Research

I mainly work in metaphysics and the philosophy of science with a focus on two main areas. First, I study the metaphysical underpinnings of scientific explanations, in particular how explanatory notions, such as causation, laws of nature, and counterfactual dependence, fit into the world as described by our best physics.

Second, I use scientifically-informed notions of these phenomena to examine how they bear on issues of genuine human concern, such as free will, personal identity, and rational decision-making. Recently, I have also worked on the metaphysics of causation more generally, as well as on questions about (im)mortality.

Publications

“Causation, Physics, and Fit” (2017) Synthese 194 (6): 1945–1965.

“Boltzmannian Immortality” (2017) Erkenntnis 82 (4): 761–776.

“The Asymmetry of Counterfactual Dependence” (2017) Philosophy of Science 84 (3): 436–455.

“Die Richtung der Zeit” (2017) Handbuch der Metaphysik, Stuttgart: Metzler, 256–261.

“Causes as Difference-Makers for Processes” (2017) Philosophy and Phenomenological Research, DOI: 10.1111/phpr.12424.

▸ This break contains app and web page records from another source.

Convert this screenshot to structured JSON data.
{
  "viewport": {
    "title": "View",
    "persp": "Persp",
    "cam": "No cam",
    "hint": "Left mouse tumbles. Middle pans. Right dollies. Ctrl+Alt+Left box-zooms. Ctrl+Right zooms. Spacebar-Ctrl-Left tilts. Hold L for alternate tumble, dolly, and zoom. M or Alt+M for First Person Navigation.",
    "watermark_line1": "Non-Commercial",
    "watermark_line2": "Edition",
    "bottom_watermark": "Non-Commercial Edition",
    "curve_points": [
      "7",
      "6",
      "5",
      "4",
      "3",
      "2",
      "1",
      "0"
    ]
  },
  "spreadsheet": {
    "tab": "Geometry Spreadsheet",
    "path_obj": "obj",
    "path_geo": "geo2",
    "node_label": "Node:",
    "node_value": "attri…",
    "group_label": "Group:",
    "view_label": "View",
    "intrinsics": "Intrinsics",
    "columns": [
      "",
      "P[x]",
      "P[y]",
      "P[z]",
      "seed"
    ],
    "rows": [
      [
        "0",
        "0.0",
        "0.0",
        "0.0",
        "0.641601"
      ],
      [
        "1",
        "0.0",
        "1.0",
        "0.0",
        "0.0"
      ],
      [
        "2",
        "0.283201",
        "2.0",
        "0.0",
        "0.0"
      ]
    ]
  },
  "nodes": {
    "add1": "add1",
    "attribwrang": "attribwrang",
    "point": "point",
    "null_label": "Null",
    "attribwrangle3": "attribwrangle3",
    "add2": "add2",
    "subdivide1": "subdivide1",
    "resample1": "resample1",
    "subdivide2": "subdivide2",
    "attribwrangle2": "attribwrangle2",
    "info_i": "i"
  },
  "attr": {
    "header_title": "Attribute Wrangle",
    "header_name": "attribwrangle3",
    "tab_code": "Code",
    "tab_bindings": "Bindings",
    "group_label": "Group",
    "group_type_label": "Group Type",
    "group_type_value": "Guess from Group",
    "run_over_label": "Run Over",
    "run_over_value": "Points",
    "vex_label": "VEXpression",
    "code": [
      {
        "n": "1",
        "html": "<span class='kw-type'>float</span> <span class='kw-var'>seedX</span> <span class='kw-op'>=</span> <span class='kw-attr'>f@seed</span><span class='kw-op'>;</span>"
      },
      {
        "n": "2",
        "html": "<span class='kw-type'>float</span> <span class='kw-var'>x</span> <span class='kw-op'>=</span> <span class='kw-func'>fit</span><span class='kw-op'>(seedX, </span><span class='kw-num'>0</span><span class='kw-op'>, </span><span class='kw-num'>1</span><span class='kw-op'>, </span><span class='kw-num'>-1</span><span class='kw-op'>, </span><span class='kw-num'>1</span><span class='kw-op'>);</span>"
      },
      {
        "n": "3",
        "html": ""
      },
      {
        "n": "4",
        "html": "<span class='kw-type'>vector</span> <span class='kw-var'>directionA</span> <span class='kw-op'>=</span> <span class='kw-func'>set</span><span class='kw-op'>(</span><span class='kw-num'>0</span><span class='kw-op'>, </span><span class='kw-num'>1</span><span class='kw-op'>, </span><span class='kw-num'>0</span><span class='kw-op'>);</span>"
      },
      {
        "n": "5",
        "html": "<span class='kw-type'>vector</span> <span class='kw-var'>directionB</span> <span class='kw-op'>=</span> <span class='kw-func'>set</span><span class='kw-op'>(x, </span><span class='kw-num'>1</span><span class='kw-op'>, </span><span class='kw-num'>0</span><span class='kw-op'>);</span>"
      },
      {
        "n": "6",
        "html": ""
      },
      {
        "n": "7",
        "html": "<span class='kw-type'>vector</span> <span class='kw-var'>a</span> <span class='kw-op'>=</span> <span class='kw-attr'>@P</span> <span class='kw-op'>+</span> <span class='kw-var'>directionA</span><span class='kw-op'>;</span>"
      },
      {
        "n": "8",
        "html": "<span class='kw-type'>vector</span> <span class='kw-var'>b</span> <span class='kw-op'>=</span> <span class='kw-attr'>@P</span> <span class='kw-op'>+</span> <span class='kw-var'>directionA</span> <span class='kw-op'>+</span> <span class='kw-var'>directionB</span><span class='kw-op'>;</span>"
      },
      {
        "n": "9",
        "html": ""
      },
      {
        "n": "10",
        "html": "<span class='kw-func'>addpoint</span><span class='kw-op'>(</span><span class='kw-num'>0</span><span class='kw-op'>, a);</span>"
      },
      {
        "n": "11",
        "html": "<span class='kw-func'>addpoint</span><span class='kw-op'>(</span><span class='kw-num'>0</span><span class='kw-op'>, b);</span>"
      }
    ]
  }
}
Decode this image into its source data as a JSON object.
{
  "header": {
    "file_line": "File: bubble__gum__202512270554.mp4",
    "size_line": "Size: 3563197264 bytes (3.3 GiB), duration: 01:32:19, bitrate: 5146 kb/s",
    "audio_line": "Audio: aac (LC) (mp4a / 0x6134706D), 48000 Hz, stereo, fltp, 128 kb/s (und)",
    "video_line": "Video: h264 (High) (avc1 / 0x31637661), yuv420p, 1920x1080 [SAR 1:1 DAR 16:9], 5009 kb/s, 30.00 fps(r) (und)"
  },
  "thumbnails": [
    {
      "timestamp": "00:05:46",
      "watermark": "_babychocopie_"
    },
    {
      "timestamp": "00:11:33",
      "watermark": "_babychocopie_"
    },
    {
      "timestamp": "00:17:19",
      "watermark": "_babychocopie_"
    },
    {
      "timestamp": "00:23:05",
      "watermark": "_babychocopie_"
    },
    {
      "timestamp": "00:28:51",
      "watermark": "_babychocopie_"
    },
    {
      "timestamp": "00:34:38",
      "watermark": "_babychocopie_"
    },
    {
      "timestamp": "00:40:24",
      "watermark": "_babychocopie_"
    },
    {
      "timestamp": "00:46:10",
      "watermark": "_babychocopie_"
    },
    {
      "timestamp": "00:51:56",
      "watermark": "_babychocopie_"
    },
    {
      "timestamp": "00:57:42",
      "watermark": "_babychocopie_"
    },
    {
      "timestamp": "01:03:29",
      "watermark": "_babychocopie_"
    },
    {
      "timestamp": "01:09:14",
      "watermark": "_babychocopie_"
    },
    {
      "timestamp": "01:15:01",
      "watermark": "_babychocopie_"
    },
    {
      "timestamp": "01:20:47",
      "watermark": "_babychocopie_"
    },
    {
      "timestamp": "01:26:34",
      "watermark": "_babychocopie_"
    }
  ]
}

“Fundamentality and Time’s Arrow” (2018) Philosophy of Science 85: 483–500.

“Making Best Systems Best for us” (2018) Synthese, DOI: 10.1007/s11229-018-1829-1 (with S. Jaag).

“Freier Wille und Naturgesetze: Überlegungen zum Konsequenzargument” (2019) in: Stosch et al.(eds.), Streit um die Freiheit. Paderborn: Schöningh (with A. Hüttemann).

“What Humeans Should Say about Tied Best Systems” (forthcoming) Analysis (with S. Jaag).

“Humean Laws and (nested) Counterfactuals” (forthcoming) Philosophical Quarterly (with S. Jaag).

Dissertation | “Causation and other Asymmetries in Time”

A central problem in the metaphysics of causation is how to reconcile the evident time-asymmetry of causation with our best physics. We think that causation is temporally directed from past to future, yet fundamental physics describes our world in terms of dynamical laws that are (small exceptions aside) time-symmetric. In my dissertation, I argue that the right response to this mismatch is to accept that causation operates in both temporal directions.

Causation is too central to our everyday and scientific reasoning to be eliminated from our metaphysics. At the same time, there is no suitable physical time-asymmetry to underwrite its temporal direction. Instead, I argue that fundamental physics shows that the familiar causal relations in the forward direction are only a subset of a more pervasive physical phenomenon that also has instances in the backward direction. Such a view of causation can still do all the work we want causation to do, in particular in furnishing a theory of explanation and agency. In fact, it not only provides a more scientifically informed understanding of the causal structure of our world, but it also sheds new light on why we cannot control the past and why earlier events explain later events but not vice versa.